No planning permission
It then took several attempts, using two 100-tonne cranes to position the cross into its supporting concrete chamber, but it was finally achieved on September 14 - two weeks prior to the Pope's arrival. But while the simple steel cross, visible from as far away as the Dublin Mountains, is a source of pride and for many, Catholics and non-religious alike, some have been irritated that it remains in place permanently - especially as planning permission was never secured for it.
Under the planning laws, permission was not required as it would be a temporary structure. And when Tallon was designing the cross and the other "physical arrangements", the expectation was that everything would be removed after the papal visit and that part of the Phoenix Park, next to the US ambassador's residence, would be returned to the way it had been before.
After all, there had been several precedents for having ceremonial structures removed, such as the triumphal arches erected at Leeson Street Bridge, Dublin for the official visits of Queen Victoria and King Edward VII in 1900 and 1903 respectively.
And all remnants of the huge Eucharistic Congress events of 1932 have long vanished. There was a huge mass at the Phoenix Park during the five-day event and a lavish altar and backdrop was built on the Fifteen Acres close to what's now St Mary's Hospital. No trace of it remains today.
But Ronnie Tallon's cross had a different fate. While the large flags, wooden stage and associated structures were dismantled in the weeks after the event, the cross was left where it was and its future was uncertain.
There were few official calls to take it down, although state papers released 30 years later showed that the Office of Public Works favoured its removal. Then Taoiseach Charles Haughey apparently changed his mind after an intervention from Archbishop Dermot Ryan.
A year after the visit, newspapers were reporting that the cross was set to stay. One report pointed out that it had been vandalised on several occasions in its first year and its base had been festooned with graffiti. For many years now, the base has been protected by a circular cage.
The structure is now considered part of the 'furniture' of a park that was named one of the world's best city green spaces at the inaugural International Large Urban Parks Awards.
It remains a popular attraction for visitors and for the coachloads of tourists who visit every day - a legacy of the John Paul II visit is the large car park that's accessible to buses.
And it's a site that's popular with young families as there's always an ice-cream van in situ and generations of children like to roll down the grassy mounds that were constructed after it was decided that the cross would be staying for good on the site.
And Ronnie Tallon's cross continues to attract controversy, not least during this summer's heatwave when council staff were photographed washing it during a period of strict hosepipe bans.
"This work is deemed essential in advance of the substantial preparatory works required and the event itself as the cross has not being painted in over four years," an OPW spokesperson said at the time.
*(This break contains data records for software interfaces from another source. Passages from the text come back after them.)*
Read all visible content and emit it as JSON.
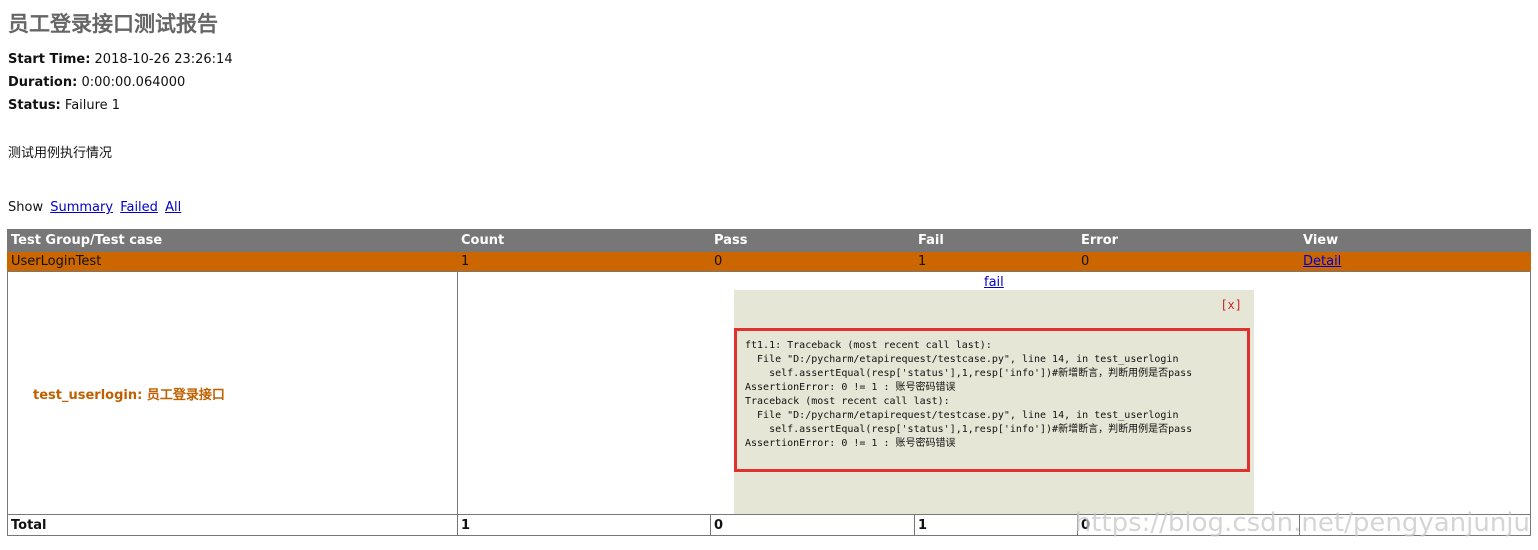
{
  "report": {
    "title": "员工登录接口测试报告",
    "start_time_label": "Start Time:",
    "start_time": "2018-10-26 23:26:14",
    "duration_label": "Duration:",
    "duration": "0:00:00.064000",
    "status_label": "Status:",
    "status": "Failure 1",
    "description": "测试用例执行情况"
  },
  "filter": {
    "prefix": "Show",
    "summary": "Summary",
    "failed": "Failed",
    "all": "All"
  },
  "table": {
    "headers": [
      "Test Group/Test case",
      "Count",
      "Pass",
      "Fail",
      "Error",
      "View"
    ],
    "group": {
      "name": "UserLoginTest",
      "count": "1",
      "pass": "0",
      "fail": "1",
      "error": "0",
      "view": "Detail"
    },
    "case": {
      "name": "test_userlogin: 员工登录接口",
      "status_link": "fail",
      "close": "[x]",
      "traceback": "ft1.1: Traceback (most recent call last):\n  File \"D:/pycharm/etapirequest/testcase.py\", line 14, in test_userlogin\n    self.assertEqual(resp['status'],1,resp['info'])#新增断言，判断用例是否pass\nAssertionError: 0 != 1 : 账号密码错误\nTraceback (most recent call last):\n  File \"D:/pycharm/etapirequest/testcase.py\", line 14, in test_userlogin\n    self.assertEqual(resp['status'],1,resp['info'])#新增断言，判断用例是否pass\nAssertionError: 0 != 1 : 账号密码错误"
    },
    "total": {
      "label": "Total",
      "count": "1",
      "pass": "0",
      "fail": "1",
      "error": "0"
    }
  },
  "watermark": "https://blog.csdn.net/pengyanjunju"
}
"The build works on site will commence at the end of July and the painting of the structure must be complete in advance of the start of the works. This event will be attended by approximately 500,000 people and viewed by millions from all around the world on television."
Meanwhile, Arcana's domed stage - reportedly inspired by the Claddagh Ring - shows off the cross prominently. Almost four decades on from its imagining in a Merrion Square architect's practice and its creation in an Inchicore steelworks, the cross continues to stand tall.
An exhibition on the visit of Pope John Paul II and Ronnie Tallon's central role in the event is on at the Phoenix Park Visitor Centre until September 30